It is regularly used to take detailed pictures of the brain and spinal cord; to assess joint disease; soft tissue tumours and even torn ligaments which use an MRI. It is useful in assessing sports injuries.
An MRI produces clearer images than a CT (computerised tomography) and is the first-choice investigation for brain tumours showing hard-to-reach areas of the brain. It is also used to help diagnose multiple sclerosis, strokes, Alzheimer's disease and epilepsy.
MRI is a non-invasive assessment of inflammatory bowel disease and bowel tumours and problems in the liver and pancreas.
MRA, magnetic resonance angiography generates pictures of the arteries looking for abnormal narrowing or dilatations in blood vessel walls (those at risk of bursting). It is also used to assess the arteries of the neck, brain, the renal arteries, thoracic and abdominal aortic arteries, and arteries in the legs. Sometimes it is used to assess congenital heart disease.

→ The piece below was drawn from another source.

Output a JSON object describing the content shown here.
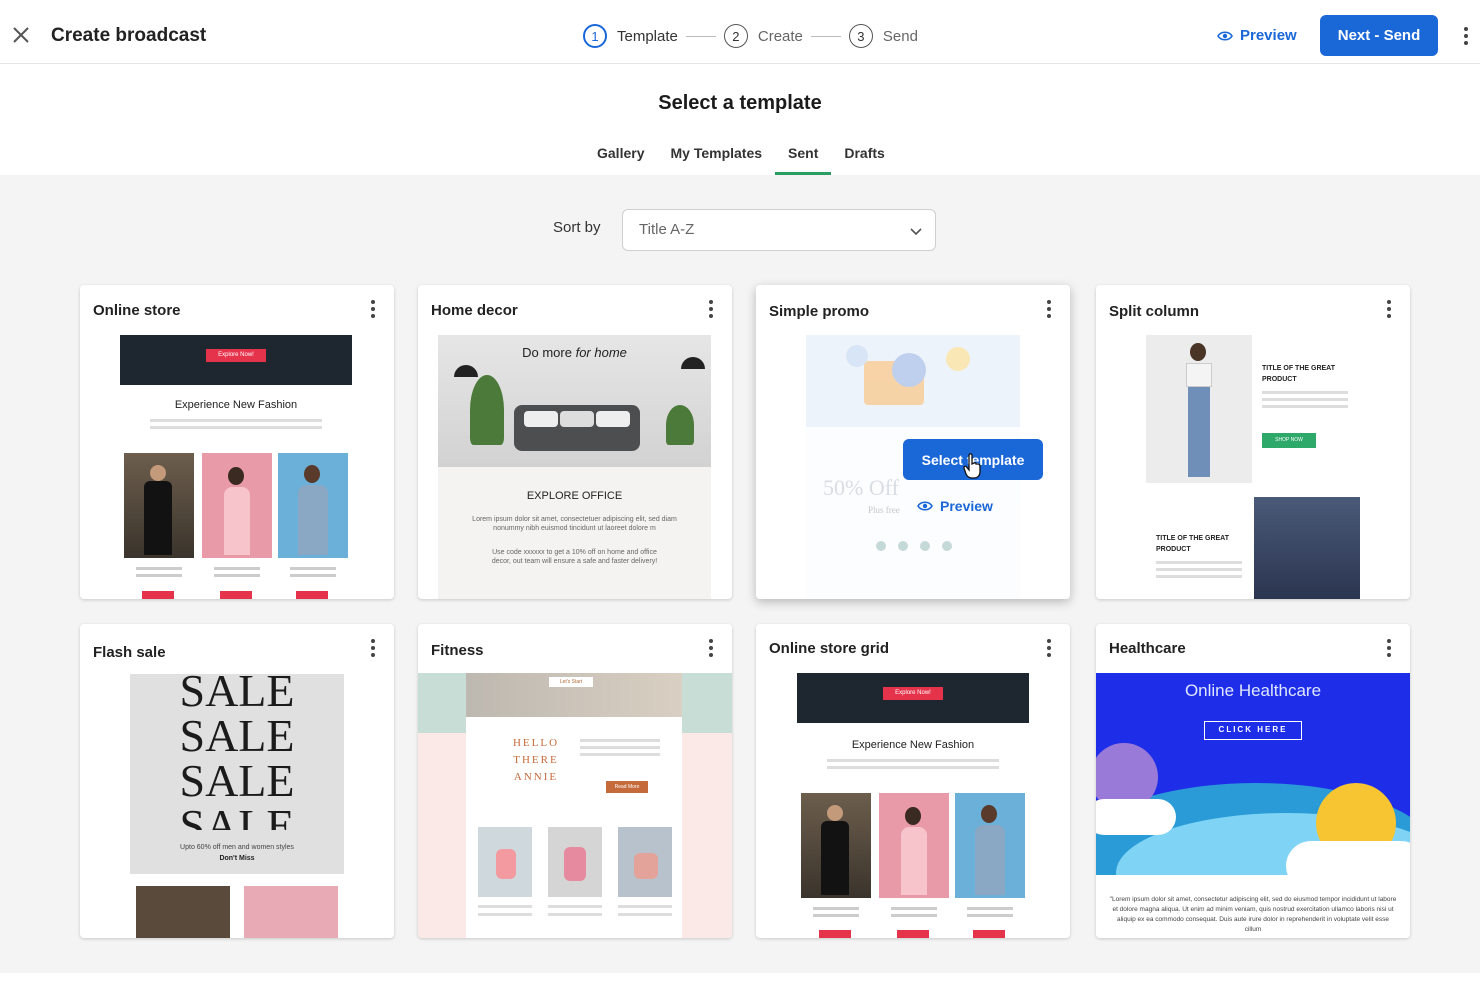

It uses extremely strong magnets, so people with certain types of medical implants cannot be scanned. Medical devices containing metal in them can potentially move, or the magnet affects their function.
You will be asked if you have any medical devices in your body and asked to fill in a safety questionnaire about these prior to the scan. We can telephone before to let them know whether this will affect your ability to have an MRI/MRA. But stress the importance you should remind them yourself at the time of your scan as well. If you have forgotten, do not worry we can rearrange a different scan for you. It is more important to be safe.
The following may help to remind you of the type of things radiographers need to know about:
It is important for the radiographer to know if you have any metal fragments lodged in your eyes or body. You may need an X-ray before your MRI scan, just to make sure you are safe to enter the scanner.
If you are pregnant it is possibly best not to have an MRI scan unless it is urgent. Although it is believed to be safe, the long-term effects of strong magnetic fields on a developing foetus are not yet known.
The scans and imaging results are assessed by the radiologists, a doctor who has advanced knowledge in reading scans and imaging tests. Then he/she will send a report to our doctor detailing what the results are and what might be an issue.
It can take from twelve hours to three days, depending on the investigation, for the results and our nurse or doctor will call you to discuss what you need to do next and arrange a further appointment if necessary.
We collaborate with an imaging service which makes use of Open MRI technology: the scanner is in a less confined space lessening claustrophobia and/or anxiety. If you are concerned, talk to the specialist who will discuss some sedation choices with you at the time of the procedure.
A team of caring and professional physicians and clinicians will care for you:
Our skilled and well-trained specialist doctors are accountable for reading examination results, doing procedures i.e. interventional radiological procedures as well as working with other specialists for tailor-made individual treatment plans for you. Our team of specialist doctors are board certified and very experienced.
Technologists are people who do different kinds of scanning i.e. CT scans, X-rays, and MRIs. Technologists have to pass the advanced certification in radiology and committed to giving you excellent care and expertise each time you come.
Our own clinic does ultrasounds and a specialist consultant radiologist attends and reports the results. All other scans are done in superb specialist centres in and around London and in Harley Street. These will be booked separately by our doctor, if deemed necessary, at the initial consultation. (There is a separate charge for out-of-house scans.)
Our caring and experienced nurses are always available to assess, as well as help you during your visit. If you need additional help: disabled or have mobility problems please let us know before you attend for your appointment if booked by email or over the telephone. We can arrange for ramps to be used or a wheelchair to be provided for transfer from your car to the clinic.